The Crystalline Investments Ltd. v. Domgroup Ltd. judgment of the Supreme Court of Canada was released on January 29, 2004 and here's what it means...
Suppose you are a landlord
and your tenant goes bankrupt. If you have a guarantee (or indemnity
or co-covenant agreement), you can recover against the guarantor /
co-covenantor, right? One would think so, but a long line of cases,
going back to the Cummer-Yonge case in 1965, applied the reasoning
that when a tenant becomes bankrupt, if the trustee in bankruptcy
"disclaims" the lease under section 65.2 of the Bankruptcy and
Insolvency Act, then the tenant’s lease obligation vanishes, and
therefore there is no liability for the guarantor / co-covenantor
to perform, with the result that the guarantor / co-covenantor is
off the hook.
As landlord, you might well
ask - "why do you think we took the guarantee in the first place"? It
was politely observed in one of the cases that the result is
"counter-intuitive". For many years, this scenario was a trap for
the unwary, and landlords (or their lawyers) had to resort to
additional clauses to achieve the intended result.

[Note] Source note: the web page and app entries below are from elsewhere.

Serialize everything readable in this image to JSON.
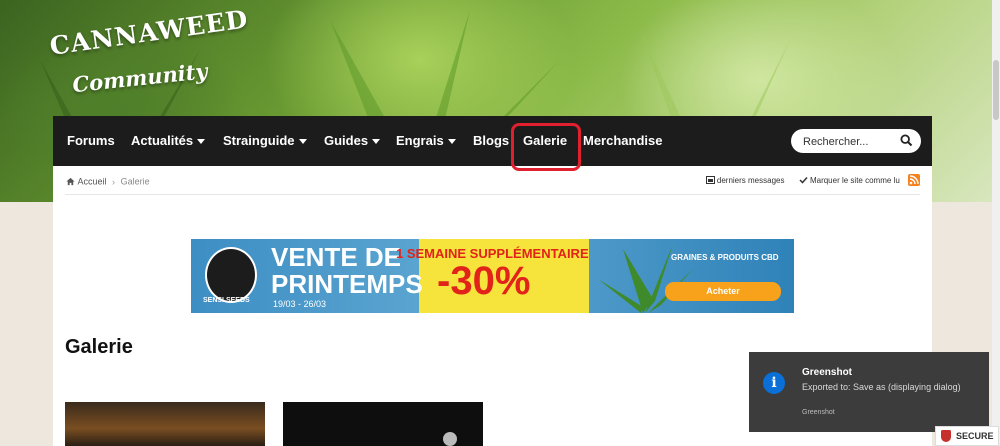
{
  "logo": {
    "line1": "CANNAWEED",
    "line2": "Community"
  },
  "nav": {
    "items": [
      {
        "label": "Forums",
        "caret": false
      },
      {
        "label": "Actualités",
        "caret": true
      },
      {
        "label": "Strainguide",
        "caret": true
      },
      {
        "label": "Guides",
        "caret": true
      },
      {
        "label": "Engrais",
        "caret": true
      },
      {
        "label": "Blogs",
        "caret": false
      },
      {
        "label": "Galerie",
        "caret": false
      },
      {
        "label": "Merchandise",
        "caret": false
      }
    ],
    "search_placeholder": "Rechercher..."
  },
  "breadcrumb": {
    "home": "Accueil",
    "current": "Galerie"
  },
  "toolbar": {
    "recent": "derniers messages",
    "mark_read": "Marquer le site comme lu"
  },
  "banner": {
    "brand": "SENSI SEEDS",
    "headline_1": "VENTE DE",
    "headline_2": "PRINTEMPS",
    "dates": "19/03 - 26/03",
    "subheadline": "1 SEMAINE SUPPLÉMENTAIRE",
    "discount": "-30%",
    "tagline": "GRAINES & PRODUITS CBD",
    "cta": "Acheter"
  },
  "page_title": "Galerie",
  "notification": {
    "title": "Greenshot",
    "message": "Exported to: Save as (displaying dialog)",
    "app": "Greenshot"
  },
  "secure_badge": "SECURE",
  "colors": {
    "nav_bg": "#1c1c1c",
    "highlight": "#e0202e",
    "rss": "#f5821f",
    "toast_bg": "#3c3c3c"
  }
}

The good news for landlords
is that the Cummer-Yonge line of cases was recently overruled by the
Supreme Court of Canada in Crystalline Investments Ltd. v. Domgroup

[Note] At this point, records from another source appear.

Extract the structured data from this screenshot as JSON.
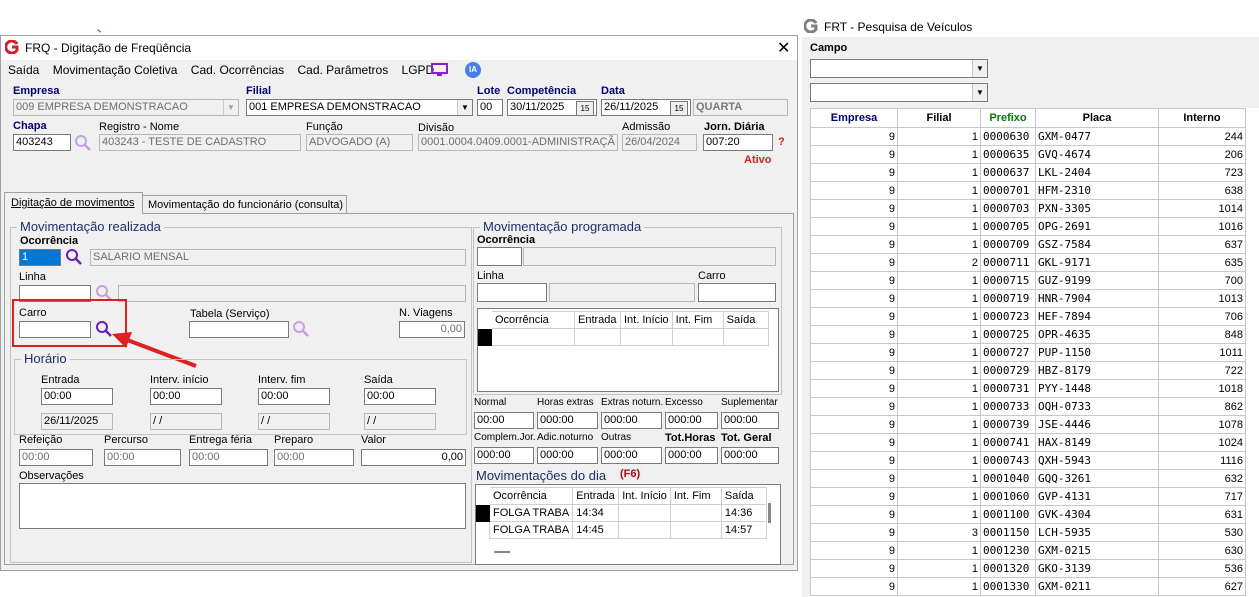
{
  "main_window": {
    "title": "FRQ - Digitação de Freqüência",
    "menu": [
      "Saída",
      "Movimentação Coletiva",
      "Cad. Ocorrências",
      "Cad. Parâmetros",
      "LGPD"
    ],
    "ia_label": "IA"
  },
  "header": {
    "empresa_label": "Empresa",
    "empresa_value": "009 EMPRESA DEMONSTRACAO",
    "filial_label": "Filial",
    "filial_value": "001 EMPRESA DEMONSTRACAO",
    "lote_label": "Lote",
    "lote_value": "00",
    "competencia_label": "Competência",
    "competencia_value": "30/11/2025",
    "data_label": "Data",
    "data_value": "26/11/2025",
    "weekday": "QUARTA",
    "chapa_label": "Chapa",
    "chapa_value": "403243",
    "registro_label": "Registro - Nome",
    "registro_value": "403243 - TESTE DE CADASTRO",
    "funcao_label": "Função",
    "funcao_value": "ADVOGADO (A)",
    "divisao_label": "Divisão",
    "divisao_value": "0001.0004.0409.0001-ADMINISTRAÇÃ",
    "admissao_label": "Admissão",
    "admissao_value": "26/04/2024",
    "jornada_label": "Jorn. Diária",
    "jornada_value": "007:20",
    "help": "?",
    "status": "Ativo",
    "cal_icon": "15"
  },
  "tabs": [
    "Digitação de movimentos",
    "Movimentação do funcionário (consulta)"
  ],
  "realizada": {
    "title": "Movimentação realizada",
    "ocorrencia_label": "Ocorrência",
    "ocorrencia_code": "1",
    "ocorrencia_desc": "SALARIO MENSAL",
    "linha_label": "Linha",
    "carro_label": "Carro",
    "tabela_label": "Tabela (Serviço)",
    "viagens_label": "N. Viagens",
    "viagens_value": "0,00",
    "horario_title": "Horário",
    "entrada_label": "Entrada",
    "entrada_value": "00:00",
    "entrada_date": "26/11/2025",
    "interv_inicio_label": "Interv. início",
    "interv_inicio_value": "00:00",
    "interv_inicio_date": "/ /",
    "interv_fim_label": "Interv. fim",
    "interv_fim_value": "00:00",
    "interv_fim_date": "/ /",
    "saida_label": "Saída",
    "saida_value": "00:00",
    "saida_date": "/ /",
    "refeicao_label": "Refeição",
    "refeicao_value": "00:00",
    "percurso_label": "Percurso",
    "percurso_value": "00:00",
    "entrega_label": "Entrega féria",
    "entrega_value": "00:00",
    "preparo_label": "Preparo",
    "preparo_value": "00:00",
    "valor_label": "Valor",
    "valor_value": "0,00",
    "obs_label": "Observações"
  },
  "programada": {
    "title": "Movimentação programada",
    "ocorrencia_label": "Ocorrência",
    "linha_label": "Linha",
    "carro_label": "Carro",
    "grid_headers": [
      "Ocorrência",
      "Entrada",
      "Int. Início",
      "Int. Fim",
      "Saída"
    ],
    "totals": [
      {
        "label": "Normal",
        "value": "00:00"
      },
      {
        "label": "Horas extras",
        "value": "000:00"
      },
      {
        "label": "Extras noturn.",
        "value": "000:00"
      },
      {
        "label": "Excesso",
        "value": "000:00"
      },
      {
        "label": "Suplementar",
        "value": "000:00"
      },
      {
        "label": "Complem.Jor.",
        "value": "000:00"
      },
      {
        "label": "Adic.noturno",
        "value": "000:00"
      },
      {
        "label": "Outras",
        "value": "000:00"
      },
      {
        "label": "Tot.Horas",
        "value": "000:00"
      },
      {
        "label": "Tot. Geral",
        "value": "000:00"
      }
    ],
    "dia_title": "Movimentações do dia",
    "dia_shortcut": "(F6)",
    "dia_headers": [
      "Ocorrência",
      "Entrada",
      "Int. Início",
      "Int. Fim",
      "Saída"
    ],
    "dia_rows": [
      [
        "FOLGA TRABA",
        "14:34",
        "",
        "",
        "14:36"
      ],
      [
        "FOLGA TRABA",
        "14:45",
        "",
        "",
        "14:57"
      ]
    ]
  },
  "vehicle_window": {
    "title": "FRT - Pesquisa de Veículos",
    "campo_label": "Campo",
    "headers": [
      "Empresa",
      "Filial",
      "Prefixo",
      "Placa",
      "Interno"
    ],
    "header_colors": [
      "#00006e",
      "#000000",
      "#0a7a0a",
      "#000000",
      "#000000"
    ],
    "rows": [
      [
        "9",
        "1",
        "0000630",
        "GXM-0477",
        "244"
      ],
      [
        "9",
        "1",
        "0000635",
        "GVQ-4674",
        "206"
      ],
      [
        "9",
        "1",
        "0000637",
        "LKL-2404",
        "723"
      ],
      [
        "9",
        "1",
        "0000701",
        "HFM-2310",
        "638"
      ],
      [
        "9",
        "1",
        "0000703",
        "PXN-3305",
        "1014"
      ],
      [
        "9",
        "1",
        "0000705",
        "OPG-2691",
        "1016"
      ],
      [
        "9",
        "1",
        "0000709",
        "GSZ-7584",
        "637"
      ],
      [
        "9",
        "2",
        "0000711",
        "GKL-9171",
        "635"
      ],
      [
        "9",
        "1",
        "0000715",
        "GUZ-9199",
        "700"
      ],
      [
        "9",
        "1",
        "0000719",
        "HNR-7904",
        "1013"
      ],
      [
        "9",
        "1",
        "0000723",
        "HEF-7894",
        "706"
      ],
      [
        "9",
        "1",
        "0000725",
        "OPR-4635",
        "848"
      ],
      [
        "9",
        "1",
        "0000727",
        "PUP-1150",
        "1011"
      ],
      [
        "9",
        "1",
        "0000729",
        "HBZ-8179",
        "722"
      ],
      [
        "9",
        "1",
        "0000731",
        "PYY-1448",
        "1018"
      ],
      [
        "9",
        "1",
        "0000733",
        "OQH-0733",
        "862"
      ],
      [
        "9",
        "1",
        "0000739",
        "JSE-4446",
        "1078"
      ],
      [
        "9",
        "1",
        "0000741",
        "HAX-8149",
        "1024"
      ],
      [
        "9",
        "1",
        "0000743",
        "QXH-5943",
        "1116"
      ],
      [
        "9",
        "1",
        "0001040",
        "GQQ-3261",
        "632"
      ],
      [
        "9",
        "1",
        "0001060",
        "GVP-4131",
        "717"
      ],
      [
        "9",
        "1",
        "0001100",
        "GVK-4304",
        "631"
      ],
      [
        "9",
        "3",
        "0001150",
        "LCH-5935",
        "530"
      ],
      [
        "9",
        "1",
        "0001230",
        "GXM-0215",
        "630"
      ],
      [
        "9",
        "1",
        "0001320",
        "GKO-3139",
        "536"
      ],
      [
        "9",
        "1",
        "0001330",
        "GXM-0211",
        "627"
      ]
    ]
  },
  "colors": {
    "highlight": "#e02020",
    "link_blue": "#1f2e6a",
    "search_icon": "#6a1fb0"
  }
}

Ltd., 2004 SCC 3, which held:
"... the distinction between guarantors as
having secondary obligations that disappear when a lease is disclaimed

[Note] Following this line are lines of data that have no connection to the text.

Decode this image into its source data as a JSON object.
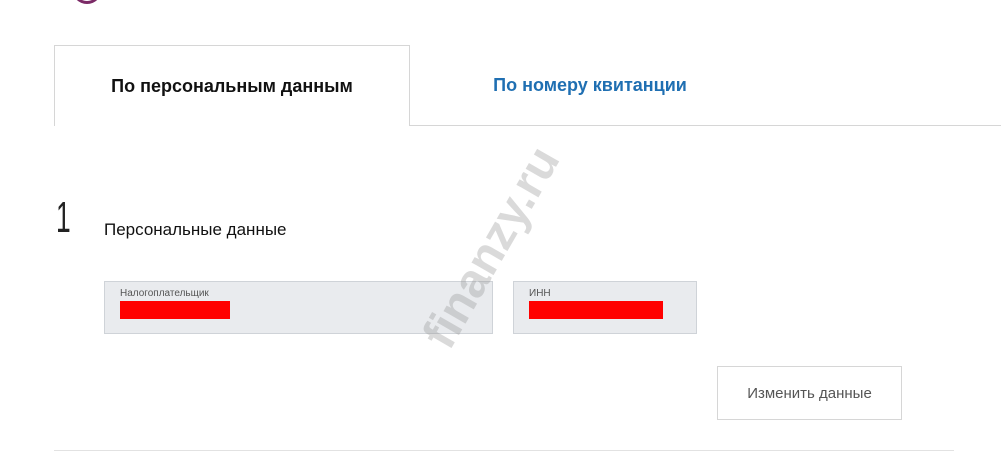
{
  "tabs": [
    {
      "label": "По персональным данным",
      "active": true
    },
    {
      "label": "По номеру квитанции",
      "active": false
    }
  ],
  "step": {
    "number": "1",
    "title": "Персональные данные"
  },
  "fields": {
    "taxpayer": {
      "label": "Налогоплательщик",
      "value_state": "redacted"
    },
    "inn": {
      "label": "ИНН",
      "value_state": "redacted"
    }
  },
  "change_button_label": "Изменить данные",
  "watermark": "finanzy.ru",
  "colors": {
    "tab_link": "#1f6fb2",
    "field_bg": "#e9ebee",
    "redaction": "#ff0000",
    "logo": "#7b2a66"
  }
}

by a trustee in bankruptcy, and assignors as having primary
obligations that survive a disclaimer, thrives in Canadian case law.
Not surprisingly, Stacey v. Hill, led to a similar
situation in England. …The House of Lords went on to overrule
Stacey v. Hill. In my opinion, Cummer-Yonge should meet the same
fate. Post-disclaimer, assignors and guarantors ought to be treated
the same with respect to liability. The disclaimer alone should not
relieve either from their contractual obligations.
... Nothing in s. 65.2, or any part of the Act,
protects third parties (i.e., guarantors, assignors or others) from
the consequences of an insolvent's repudiation of a commercial lease.
That is to say that they remain liable when the party on whose behalf
they acted becomes insolvent."
- Roy Nieuwenburg